__Your objective__:
Every line in the listing below that holds the word "this" should be returned.

__Available data__:
::::

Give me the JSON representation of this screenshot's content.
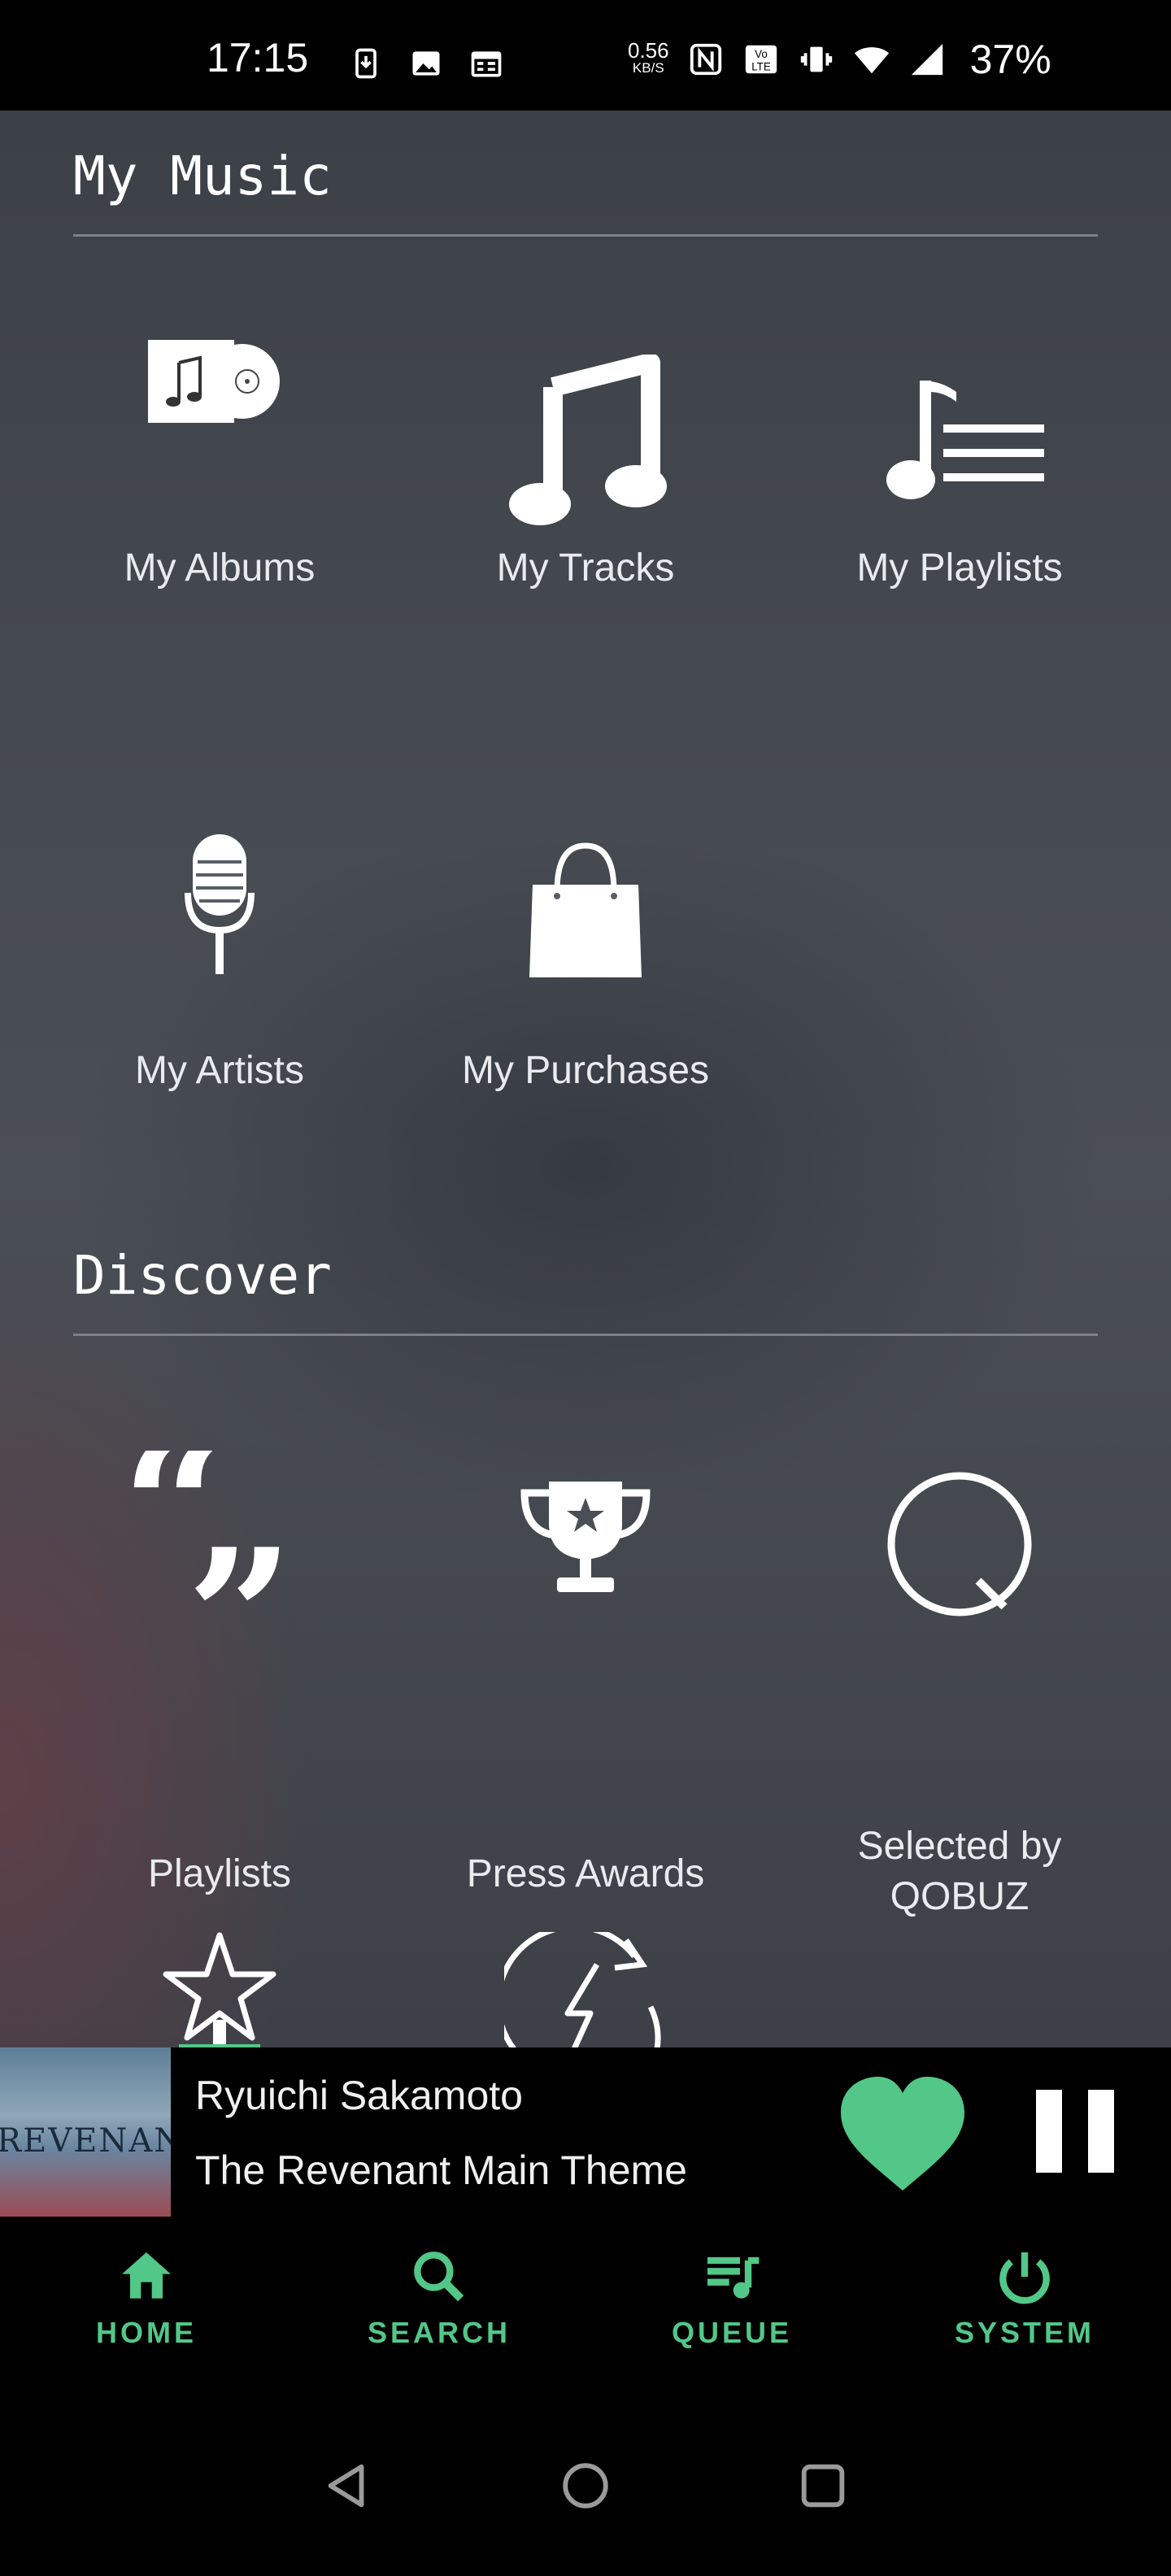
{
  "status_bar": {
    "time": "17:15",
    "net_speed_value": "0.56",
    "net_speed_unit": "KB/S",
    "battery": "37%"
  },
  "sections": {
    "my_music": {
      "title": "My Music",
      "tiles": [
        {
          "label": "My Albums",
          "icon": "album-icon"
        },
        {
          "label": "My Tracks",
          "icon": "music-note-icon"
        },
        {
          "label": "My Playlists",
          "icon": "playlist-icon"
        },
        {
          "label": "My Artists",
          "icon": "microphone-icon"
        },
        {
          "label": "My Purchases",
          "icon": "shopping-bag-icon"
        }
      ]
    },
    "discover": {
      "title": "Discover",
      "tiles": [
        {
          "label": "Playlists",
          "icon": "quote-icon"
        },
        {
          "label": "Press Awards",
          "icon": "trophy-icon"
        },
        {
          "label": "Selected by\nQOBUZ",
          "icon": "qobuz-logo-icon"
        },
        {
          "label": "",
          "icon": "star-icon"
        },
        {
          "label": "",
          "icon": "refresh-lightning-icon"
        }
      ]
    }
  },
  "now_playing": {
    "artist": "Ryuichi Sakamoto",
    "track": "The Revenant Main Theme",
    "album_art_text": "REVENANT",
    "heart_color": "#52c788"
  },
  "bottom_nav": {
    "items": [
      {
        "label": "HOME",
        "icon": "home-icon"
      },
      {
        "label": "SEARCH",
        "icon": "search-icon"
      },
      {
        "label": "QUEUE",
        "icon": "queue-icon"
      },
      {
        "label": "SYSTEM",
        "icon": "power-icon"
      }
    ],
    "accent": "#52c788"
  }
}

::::

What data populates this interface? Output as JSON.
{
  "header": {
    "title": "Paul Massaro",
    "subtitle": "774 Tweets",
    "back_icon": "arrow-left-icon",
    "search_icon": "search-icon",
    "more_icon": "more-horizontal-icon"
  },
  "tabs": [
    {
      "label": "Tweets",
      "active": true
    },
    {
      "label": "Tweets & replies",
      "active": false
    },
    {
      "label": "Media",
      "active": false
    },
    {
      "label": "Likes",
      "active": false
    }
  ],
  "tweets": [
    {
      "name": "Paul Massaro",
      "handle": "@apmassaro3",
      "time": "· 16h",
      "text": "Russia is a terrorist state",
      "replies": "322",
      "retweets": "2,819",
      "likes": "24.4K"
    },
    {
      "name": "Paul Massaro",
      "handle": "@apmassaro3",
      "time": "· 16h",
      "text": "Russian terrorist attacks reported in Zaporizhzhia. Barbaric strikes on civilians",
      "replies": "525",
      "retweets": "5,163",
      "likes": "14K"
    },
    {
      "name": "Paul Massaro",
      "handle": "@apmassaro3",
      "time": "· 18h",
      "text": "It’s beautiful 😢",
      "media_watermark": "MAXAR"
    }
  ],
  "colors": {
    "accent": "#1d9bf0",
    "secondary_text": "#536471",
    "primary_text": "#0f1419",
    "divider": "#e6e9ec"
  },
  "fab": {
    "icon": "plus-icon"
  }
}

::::

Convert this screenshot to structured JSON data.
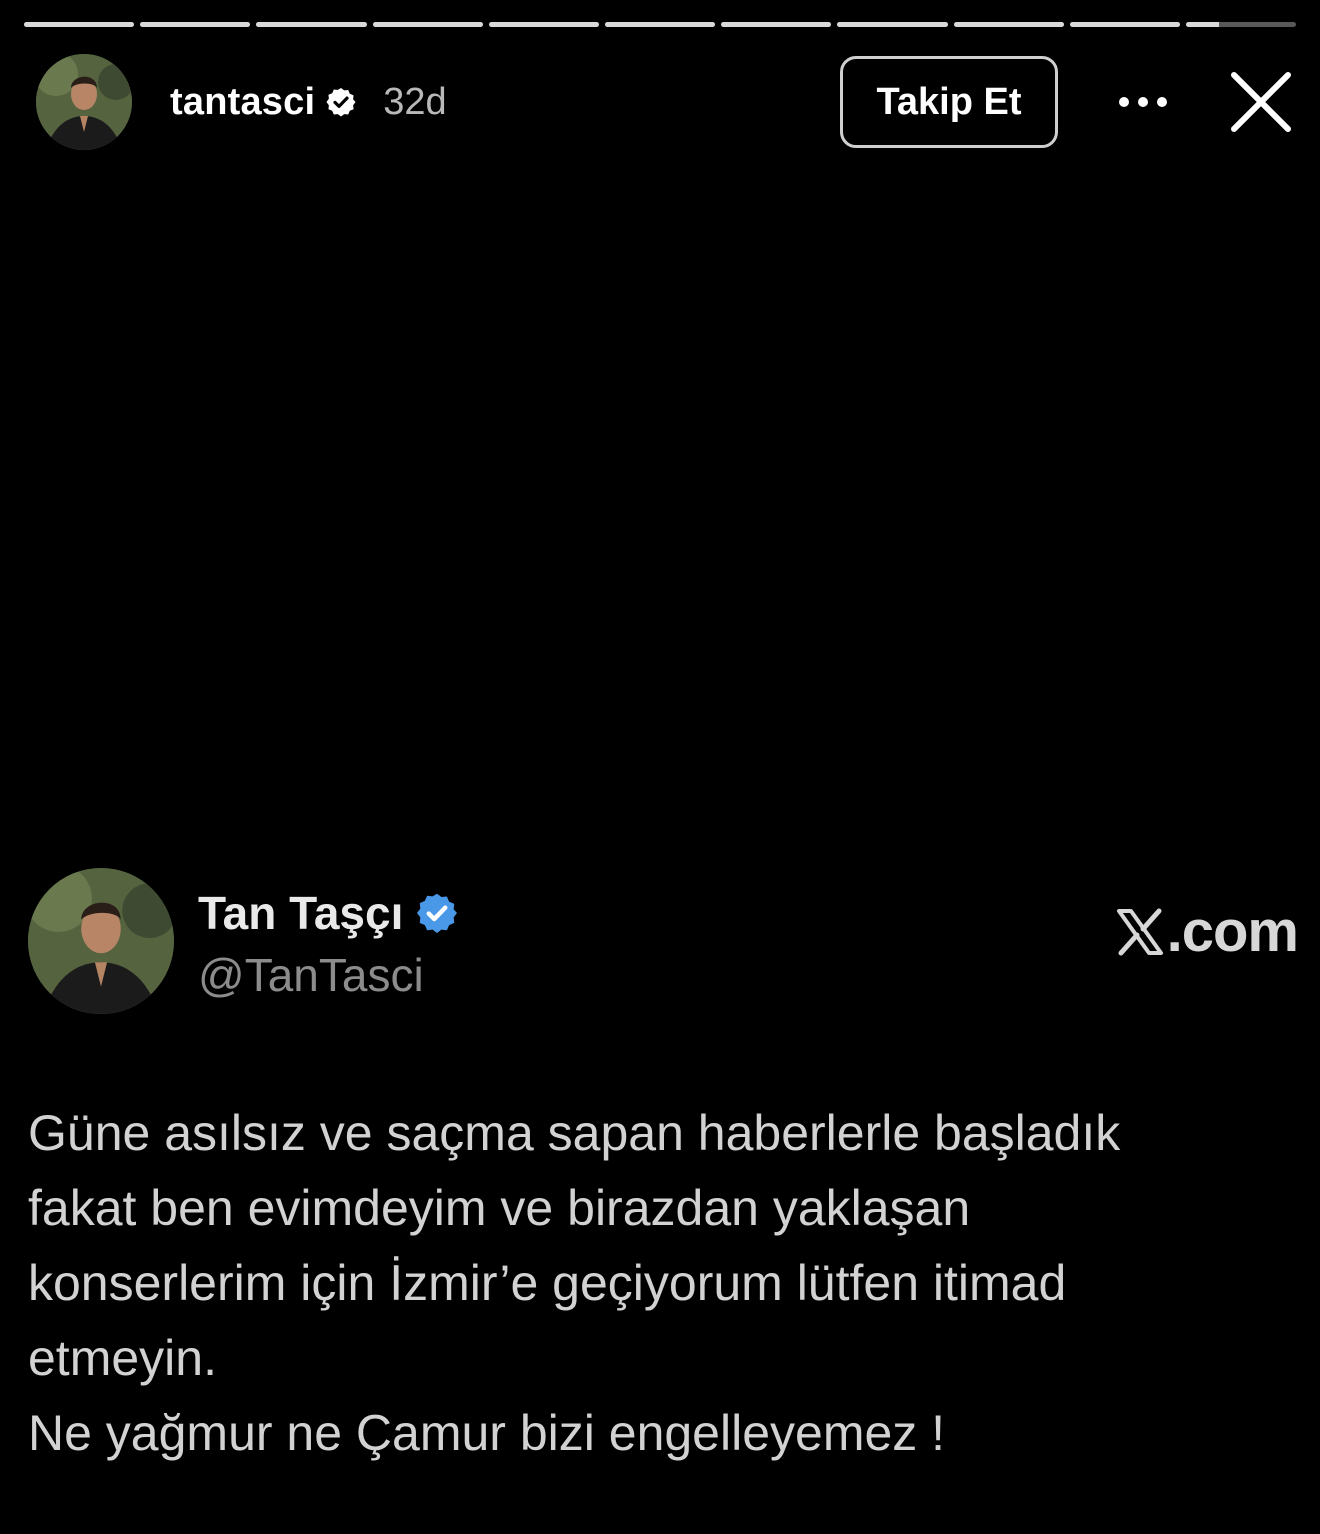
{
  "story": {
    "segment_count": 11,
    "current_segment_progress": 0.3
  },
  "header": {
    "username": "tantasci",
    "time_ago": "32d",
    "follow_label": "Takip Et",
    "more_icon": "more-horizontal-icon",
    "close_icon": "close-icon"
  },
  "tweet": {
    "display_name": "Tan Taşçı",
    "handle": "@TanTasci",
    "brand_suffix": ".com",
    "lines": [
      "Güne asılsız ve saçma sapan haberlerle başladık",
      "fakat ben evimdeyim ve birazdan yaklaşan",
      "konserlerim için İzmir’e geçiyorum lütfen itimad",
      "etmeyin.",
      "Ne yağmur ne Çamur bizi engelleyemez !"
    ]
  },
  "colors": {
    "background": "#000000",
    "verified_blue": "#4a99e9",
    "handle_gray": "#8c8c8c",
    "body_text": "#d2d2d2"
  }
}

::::

__Response area__:
Give me the JSON representation of this screenshot's content.
What data populates this interface? Output as JSON.
Convert this screenshot to structured JSON data.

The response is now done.